Volume 2016, Article ID 2414809, 11 pages
Research Article

Fibronectin-Grafted Titanium Dental Implants: An In Vivo Study

1School of Dentistry, College of Oral Medicine, Taipei Medical University, Taipei 110, Taiwan
2Graduate Institute of Biomedical Materials & Tissue Engineering, College of Oral Medicine, Taipei Medical University, Taipei 110, Taiwan
3Department of International Logistics, Chung-Ang University, Seoul 156756, Republic of Korea
4Dental Department, Taipei Medical University Hospital, Taipei 110, Taiwan
5Department of General Dentistry, Chang Gung Memorial Hospital, Taipei 105, Taiwan
6Graduate Institute of Dental & Craniofacial Science, Chang Gung University, Taoyuan 333, Taiwan
7Dental Department, Taipei Medical University, Shuang-Ho Hospital, Taipei 235, Taiwan

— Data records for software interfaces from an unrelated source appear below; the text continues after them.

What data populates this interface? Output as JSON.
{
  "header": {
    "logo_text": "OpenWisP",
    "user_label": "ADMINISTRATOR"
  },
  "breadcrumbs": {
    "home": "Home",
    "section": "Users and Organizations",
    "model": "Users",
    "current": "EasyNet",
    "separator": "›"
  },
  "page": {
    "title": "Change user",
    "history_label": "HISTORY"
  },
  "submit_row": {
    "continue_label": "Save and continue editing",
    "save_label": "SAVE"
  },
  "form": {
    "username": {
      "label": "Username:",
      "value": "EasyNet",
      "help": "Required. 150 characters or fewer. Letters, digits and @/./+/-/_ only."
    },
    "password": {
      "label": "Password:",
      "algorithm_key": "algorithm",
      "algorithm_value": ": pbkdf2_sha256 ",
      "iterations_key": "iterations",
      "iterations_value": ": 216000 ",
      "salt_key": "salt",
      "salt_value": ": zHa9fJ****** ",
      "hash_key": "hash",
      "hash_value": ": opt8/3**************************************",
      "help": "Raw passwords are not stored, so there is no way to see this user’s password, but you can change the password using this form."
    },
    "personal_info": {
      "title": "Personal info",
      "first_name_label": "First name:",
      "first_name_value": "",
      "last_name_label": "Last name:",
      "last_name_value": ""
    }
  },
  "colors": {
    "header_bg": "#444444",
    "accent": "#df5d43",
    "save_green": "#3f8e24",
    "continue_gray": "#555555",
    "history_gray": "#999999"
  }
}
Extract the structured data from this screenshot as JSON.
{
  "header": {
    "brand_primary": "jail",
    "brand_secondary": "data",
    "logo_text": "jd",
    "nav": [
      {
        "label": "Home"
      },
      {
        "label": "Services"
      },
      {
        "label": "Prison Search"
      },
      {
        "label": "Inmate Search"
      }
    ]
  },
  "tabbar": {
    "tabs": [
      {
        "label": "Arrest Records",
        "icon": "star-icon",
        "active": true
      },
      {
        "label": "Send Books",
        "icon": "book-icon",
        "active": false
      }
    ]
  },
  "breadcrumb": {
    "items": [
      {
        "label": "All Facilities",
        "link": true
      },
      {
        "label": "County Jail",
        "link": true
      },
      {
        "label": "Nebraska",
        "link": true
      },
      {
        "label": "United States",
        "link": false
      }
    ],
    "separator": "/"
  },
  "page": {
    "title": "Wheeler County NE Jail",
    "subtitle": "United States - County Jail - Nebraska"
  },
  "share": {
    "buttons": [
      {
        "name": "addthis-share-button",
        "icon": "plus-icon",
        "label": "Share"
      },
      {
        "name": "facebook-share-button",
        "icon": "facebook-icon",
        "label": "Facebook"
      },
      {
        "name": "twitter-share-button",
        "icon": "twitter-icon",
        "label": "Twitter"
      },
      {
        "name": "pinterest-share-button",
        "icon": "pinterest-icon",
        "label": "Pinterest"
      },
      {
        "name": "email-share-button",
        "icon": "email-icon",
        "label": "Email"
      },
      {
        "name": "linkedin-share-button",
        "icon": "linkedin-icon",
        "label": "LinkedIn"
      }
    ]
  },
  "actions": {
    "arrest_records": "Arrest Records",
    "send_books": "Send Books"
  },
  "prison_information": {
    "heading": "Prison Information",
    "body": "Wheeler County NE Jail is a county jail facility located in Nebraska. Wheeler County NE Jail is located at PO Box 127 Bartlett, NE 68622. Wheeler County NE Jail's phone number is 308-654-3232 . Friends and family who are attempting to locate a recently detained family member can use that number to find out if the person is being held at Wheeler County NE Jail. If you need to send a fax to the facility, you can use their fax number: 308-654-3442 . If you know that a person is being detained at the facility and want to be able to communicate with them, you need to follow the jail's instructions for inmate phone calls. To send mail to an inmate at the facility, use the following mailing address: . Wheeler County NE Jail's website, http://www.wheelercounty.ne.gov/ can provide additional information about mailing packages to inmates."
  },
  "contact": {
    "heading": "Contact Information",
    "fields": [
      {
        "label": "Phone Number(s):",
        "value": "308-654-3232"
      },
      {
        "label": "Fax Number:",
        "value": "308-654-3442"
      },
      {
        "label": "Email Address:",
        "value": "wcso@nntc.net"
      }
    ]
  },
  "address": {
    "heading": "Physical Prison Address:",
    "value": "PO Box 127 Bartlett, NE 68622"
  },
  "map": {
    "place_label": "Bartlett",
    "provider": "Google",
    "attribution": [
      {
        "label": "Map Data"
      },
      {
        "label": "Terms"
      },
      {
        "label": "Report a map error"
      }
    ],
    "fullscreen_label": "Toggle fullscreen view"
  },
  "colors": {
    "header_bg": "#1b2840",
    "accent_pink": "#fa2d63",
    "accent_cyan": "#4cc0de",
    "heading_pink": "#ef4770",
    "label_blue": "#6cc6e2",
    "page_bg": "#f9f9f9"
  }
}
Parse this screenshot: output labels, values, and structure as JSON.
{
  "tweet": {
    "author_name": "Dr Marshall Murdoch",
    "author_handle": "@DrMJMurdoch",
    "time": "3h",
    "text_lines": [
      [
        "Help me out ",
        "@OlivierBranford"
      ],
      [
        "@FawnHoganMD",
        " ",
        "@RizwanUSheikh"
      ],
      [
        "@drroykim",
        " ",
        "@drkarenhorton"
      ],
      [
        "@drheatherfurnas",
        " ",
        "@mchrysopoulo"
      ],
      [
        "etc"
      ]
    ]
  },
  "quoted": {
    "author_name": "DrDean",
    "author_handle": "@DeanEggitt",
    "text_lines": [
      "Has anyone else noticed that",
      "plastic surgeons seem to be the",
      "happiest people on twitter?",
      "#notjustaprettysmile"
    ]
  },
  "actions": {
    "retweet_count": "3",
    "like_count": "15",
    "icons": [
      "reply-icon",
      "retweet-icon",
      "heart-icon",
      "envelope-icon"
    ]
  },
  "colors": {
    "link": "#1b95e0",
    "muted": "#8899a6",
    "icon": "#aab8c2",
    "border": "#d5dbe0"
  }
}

Received 13 January 2016; Revised 23 March 2016; Accepted 9 May 2016

Academic Editor: Sandra Rodil

Copyright © 2016 Yu-Chi Chang et al. This is an open access article distributed under the Creative Commons Attribution License, which permits unrestricted use, distribution, and reproduction in any medium, provided the original work is properly cited.


Modification of the physiochemical properties of titanium surfaces using glow discharge plasma (GDP) and fibronectin coating has been shown to enhance the surface hydrophilicity, surface roughness, cell adhesion, migration, and proliferation. This in vivo study aimed to evaluate the bone integration efficacy of a biologically modified implant surface. Two different surface-modified implants (Ar-GDP and GDP-fib) were placed in the mandibular premolar area of six beagle dogs for 2–8 weeks. Three techniques [histologic evaluation, resonance frequency analysis (RFA), and microcomputed tomography (micro-CT) evaluation] were used to detect the implant stability and bone-implant contact. The implant stability quotient values of GDP-fib implants were significantly greater than the Ar-GDP implants at 2 and 4 weeks (). The bone volume/total volume ratio of GDP-fib implants was greater than the Ar-GDP implants in micro-CT evaluation. A high positive correlation was observed between RFA and micro-CT measurements. At 2 weeks, osteoblasts were seen to line the implant surface, and multinuclear osteoclasts could be seen on the surface of old parent bone. After 8 weeks, a majority of the space in the wound chamber appeared to be replaced by bone. Enhancement of the stability of biologically modified implants was proved by the results of RFA, micro-CT, and histological analysis. This enhanced stability may help fasten treatment and be clinically beneficial.